Then the self-sacrificing thing... Out of absolutely nowhere Felicity decides to sacrifice herself for Benji. That would be fine if she'd shown a family attachment to him earlier but they had just a casual relationship, and maybe a single conversation about them being a family now. There was nothing to back this up. It became even more ridiculous when Darren, the man who let them sacrifice his wife, stepped up to sacrifice himself for Felicity instead. So his wife didn't jog that sense of loyalty but this bland child-star did? It was silly.
They figure out pretty quickly the religious convent is bad news. Time to plan an escape, right? Or, maybe time to question Felicity about her ex-boyfriend and be embarrassed over the girl I like seeing me naked. Again, it was silly.
Don't even get me started on the soldier speaking in riddles at the end. (view spoiler)[ "Things are not always as they appear in this world, nor are they otherwise." (hide spoiler)] What is that? That's the same as "It's neither here nor there." That's nothing. A space filler. That's what 60% of the book was.

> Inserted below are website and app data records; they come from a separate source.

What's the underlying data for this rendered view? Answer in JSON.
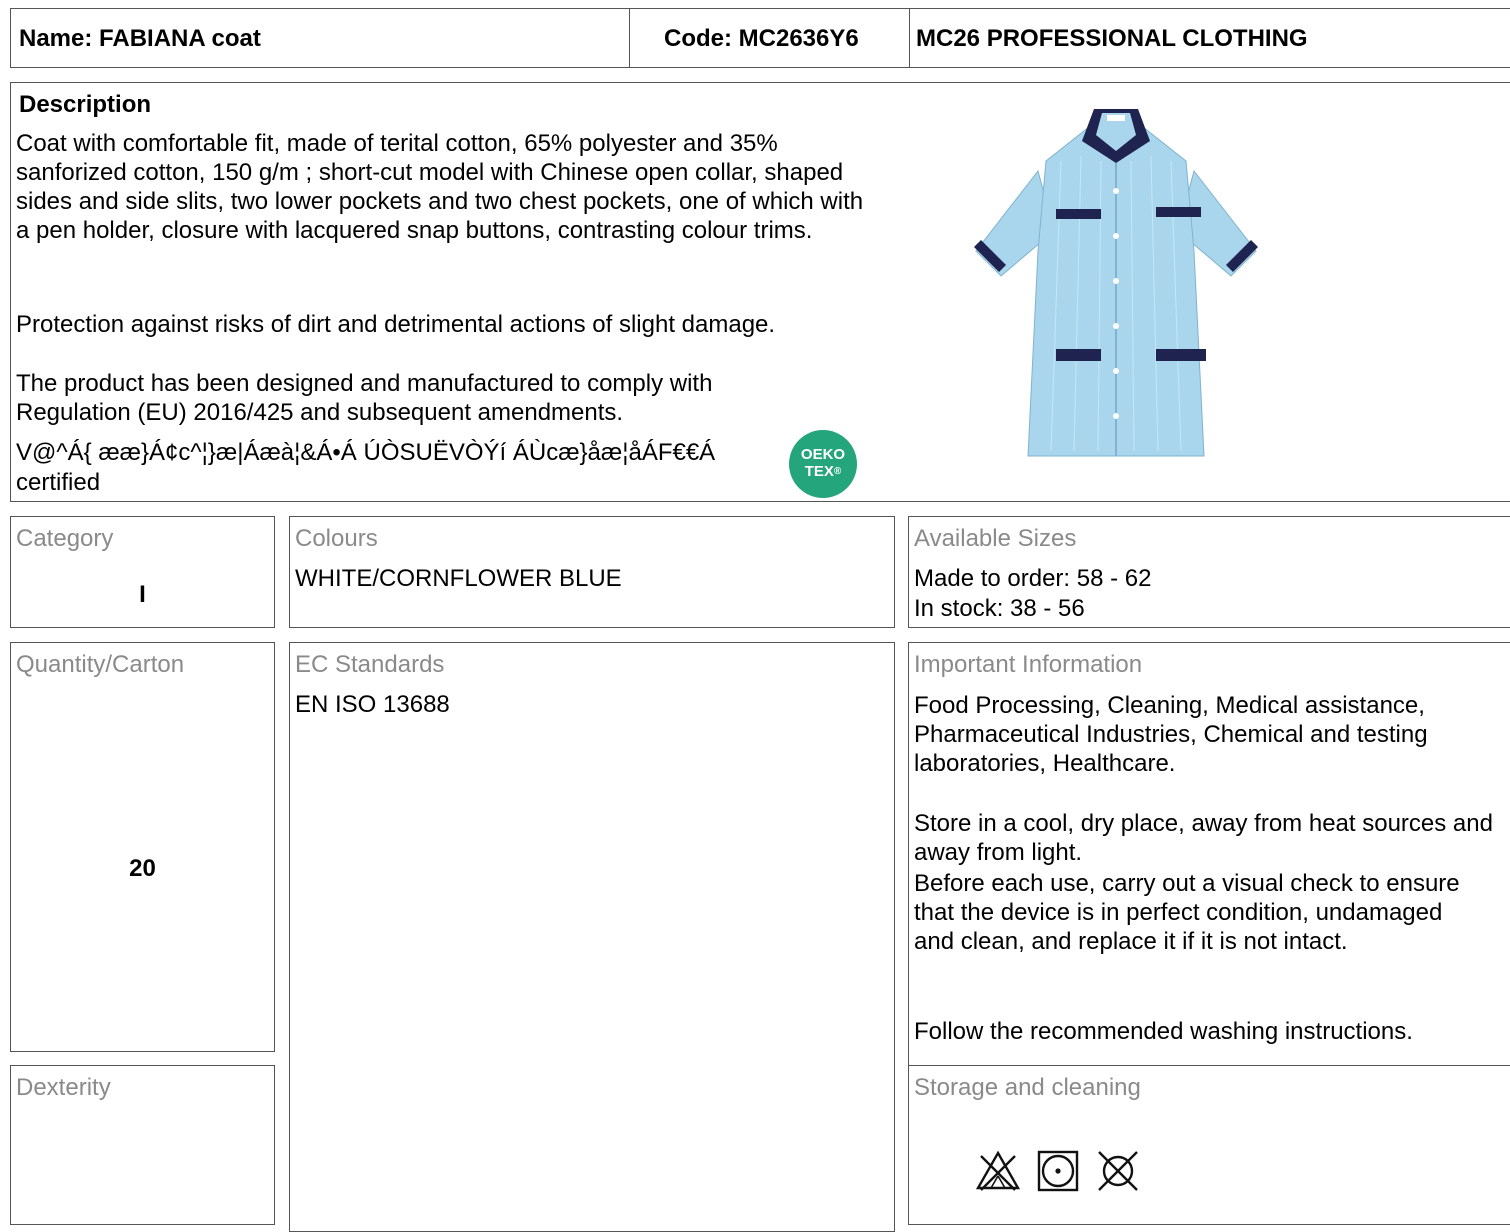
{
  "header": {
    "name": "Name: FABIANA coat",
    "code": "Code: MC2636Y6",
    "brand": "MC26 PROFESSIONAL CLOTHING"
  },
  "description": {
    "heading": "Description",
    "paragraph1": "Coat with comfortable fit, made of terital cotton, 65% polyester and 35% sanforized cotton, 150 g/m ; short-cut model with Chinese open collar, shaped sides and side slits, two lower pockets and two chest pockets, one of which with a pen holder, closure with lacquered snap buttons, contrasting colour trims.",
    "paragraph2": "Protection against risks of dirt and detrimental actions of slight damage.",
    "paragraph3": "The product has been designed and manufactured to comply with Regulation (EU) 2016/425 and subsequent amendments.",
    "garbled_line": "V@^Á{ ææ}Á¢c^¦}æ|Áæà¦&Á•Á ÚÒSUËVÒÝí ÁÙcæ}åæ¦åÁF€€Á",
    "certified": "certified",
    "oeko_badge_line1": "OEKO",
    "oeko_badge_line2": "TEX",
    "oeko_badge_mark": "®"
  },
  "product_image": {
    "icon": "coat-garment-image",
    "body_color": "#a9d6ec",
    "trim_color": "#1e2350"
  },
  "category": {
    "label": "Category",
    "value": "I"
  },
  "colours": {
    "label": "Colours",
    "value": "WHITE/CORNFLOWER BLUE"
  },
  "sizes": {
    "label": "Available Sizes",
    "made_to_order": "Made to order: 58 - 62",
    "in_stock": "In stock: 38 - 56"
  },
  "quantity": {
    "label": "Quantity/Carton",
    "value": "20"
  },
  "ec_standards": {
    "label": "EC Standards",
    "value": "EN ISO 13688"
  },
  "important": {
    "label": "Important Information",
    "p1": "Food Processing, Cleaning, Medical assistance, Pharmaceutical Industries, Chemical and testing laboratories, Healthcare.",
    "p2": "Store in a cool, dry place, away from heat sources and away from light.",
    "p3": "Before each use, carry out a visual check to ensure that the device is in perfect condition, undamaged and clean, and replace it if it is not intact.",
    "p4": "Follow the recommended washing instructions."
  },
  "dexterity": {
    "label": "Dexterity"
  },
  "storage": {
    "label": "Storage and cleaning",
    "icons": [
      "no-bleach-icon",
      "tumble-dry-low-icon",
      "no-dry-clean-icon"
    ]
  }
}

I feel like this book started with an idea in mind, somewhere to go, and then before it even got halfway through it turned into a mad dash to The End.
Also there was a point where a zombie breathed. The narrator writes about their cold breath hitting his face. That pretty much sums it up. I'm going to go with two stars.
*I am thankful for the free copy of the book and the opportunity to review it. I hope my feedback is helpful. ["br"]>["br"]>["br"]>["br"]>["br"]>["br"]>["br"]>["br"]>["br"]>["br"]>["br"]>["br"]>["br"]>["br"]>["br"]>["br"]>["br"]>["br"]>["br"]>["br"]>["br"]>["br"]>["br"]>["br"]>["br"]>["br"]>["br"]>["br"]>["br"]>["br"]>["br"]>["br"]>["br"]>["br"]>["br"]>["br"]>["br"]>["br"]>["br"]>["br"]>["br"]>["br"]>["br"]>...more
I'll admit it - I stumbled into the series feeling apprehensive. Fanfiction? In all my life I'd only liked a total of one of them(a Canon by the auth I'll admit it - I stumbled into the series feeling apprehensive. Fanfiction? In all my life I'd only liked a total of one of them(a Canon by the author), but a page in, like wasn't the word to describe this book. I was enthralled and amazed. The main character Alexandra annoyed me, amused me, and had me ceaselessly worrying over her. Half the time I wanted to shake her but I never wanted to put her or her world down. Not only is Alexandra well written but the side characters were also well developed enough so that they felt real. Another thing this author achieved was sticking to the Harry Potter universe and inventing off of it, her words sound so much like the style of the Harry Potter books that I have to remind myself the piece isn't technically part of the series. The book is heavy in plot, interesting and well thought out, pick it up and you'll be swallowed in minutes no matter what your earlier 'responsibilities' were. I find myself talking about this book to people who haven't even read Harry Potter, and while speed reading am upset that I'm approaching the end of the books...more